Hmmm. Sounds like we need the League of the Divine Office to help implement what Pius XII requested!

Wednesday, July 4, 2012

Let Religious Freedom Ring&Welcome&Q&A

Welcome new followers "RestlessHeart" and Nancy! Glad to have you here as we share our love for  that great sacrifice of praise which is the Liturgy of the Hours.  Feel free to ask questions or comment any time you like.

Here in the beautiful middle of nowhere (northwest Pennsylvania), we'll wind up the Fortnight for Freedom with an outdoor mass and blessing the new flagpole and flag in the churchyard.

Don't forget to tweet "Let Religious Freedom Ring!" at noon today.

Here is just one more article on this subject, which is notable for its calm logical explanation of the whole issue. Good to share with anyone you know who does not understand why the church is making such a fuss.

As I did the office of readings today, it occurred to me that I don't generally focus very well on its psalmody: I'm too anxious to get to the readings! (Bad girl, Daria!) Hence I often miss out on the consolations of these psalms, such as today's Psalm 18. Wow! What a fantastic hymn to God's power and protection in times of trouble. Very appropos to our current  fears for American conscience rights.

Enjoy your 4th, friends, whether its here in the USA with barbecue and fireworks, or in Australia, England, Japan, or somewhere else with your ordinary routine. Rejoice in the Lord always, and in the freedom of the children of God.

Sunday, July 1, 2012


What better can we do than to take refuge in the Lord! His love will never fail, alleluia.
-antiphon I, Daytime Prayer, 13th Sunday in ordinary time.

Just what I needed to hear after a few days of worrying about the recent Supreme Court ruling, reading the assorted weeping and gnashing of teeth in the blogosphere. His love will not fail any of us, whether the current tempest blows over, or whether it blows us, eventually, into ostracism, fines, persecution, or prison.

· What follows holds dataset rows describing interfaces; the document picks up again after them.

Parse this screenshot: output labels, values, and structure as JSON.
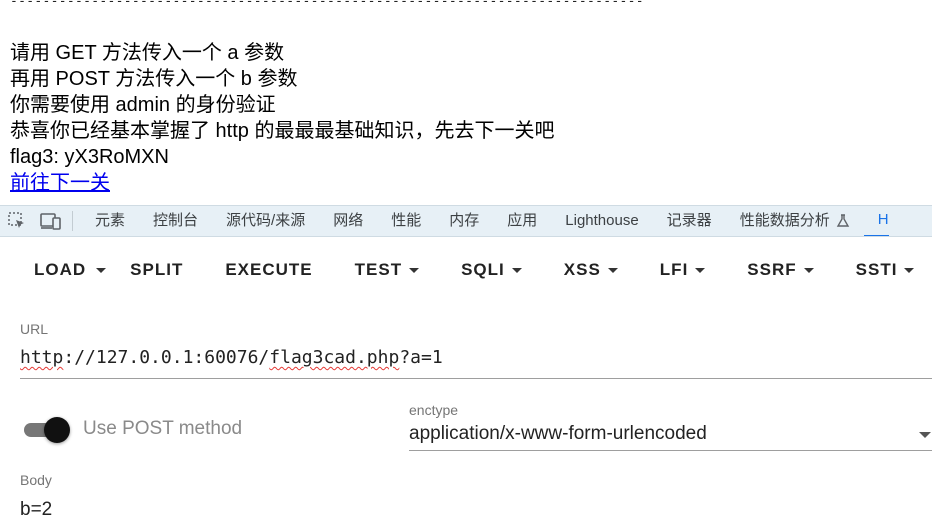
{
  "page": {
    "separator": "------------------------------------------------------------------------------",
    "lines": [
      "请用 GET 方法传入一个 a 参数",
      "再用 POST 方法传入一个 b 参数",
      "你需要使用 admin 的身份验证",
      "恭喜你已经基本掌握了 http 的最最最基础知识，先去下一关吧",
      "flag3: yX3RoMXN"
    ],
    "next_link": "前往下一关"
  },
  "devtools": {
    "tool_icons": [
      "element-picker-icon",
      "device-toolbar-icon"
    ],
    "tabs": [
      "元素",
      "控制台",
      "源代码/来源",
      "网络",
      "性能",
      "内存",
      "应用",
      "Lighthouse",
      "记录器",
      "性能数据分析"
    ],
    "last_tab": "H"
  },
  "hackbar": {
    "load": "LOAD",
    "split": "SPLIT",
    "execute": "EXECUTE",
    "menus": [
      "TEST",
      "SQLI",
      "XSS",
      "LFI",
      "SSRF",
      "SSTI"
    ],
    "url_label": "URL",
    "url_parts": {
      "p1": "http",
      "p2": "://127.0.0.1:60076/",
      "p3": "flag3cad.php",
      "p4": "?a=1"
    },
    "post_label": "Use POST method",
    "post_enabled": true,
    "enctype_label": "enctype",
    "enctype_value": "application/x-www-form-urlencoded",
    "body_label": "Body",
    "body_value": "b=2"
  }
}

Christmas in July and Freedom's Fortnight

My pastor, Father Skip Davis,  did a bang-up job of his Fortnght for Freedom sermon. He saw the scenes from A Christmas Carol, in which Ebenezer Scrooge travels with the Ghost of Christmas Yet to Come, as a metaphor  for the Church in America, and indeed for all Christians in this land of ours. I've linked it here on my Catholic Exchange blog. Go take a look.

And let me know if your pastor did anything half as good.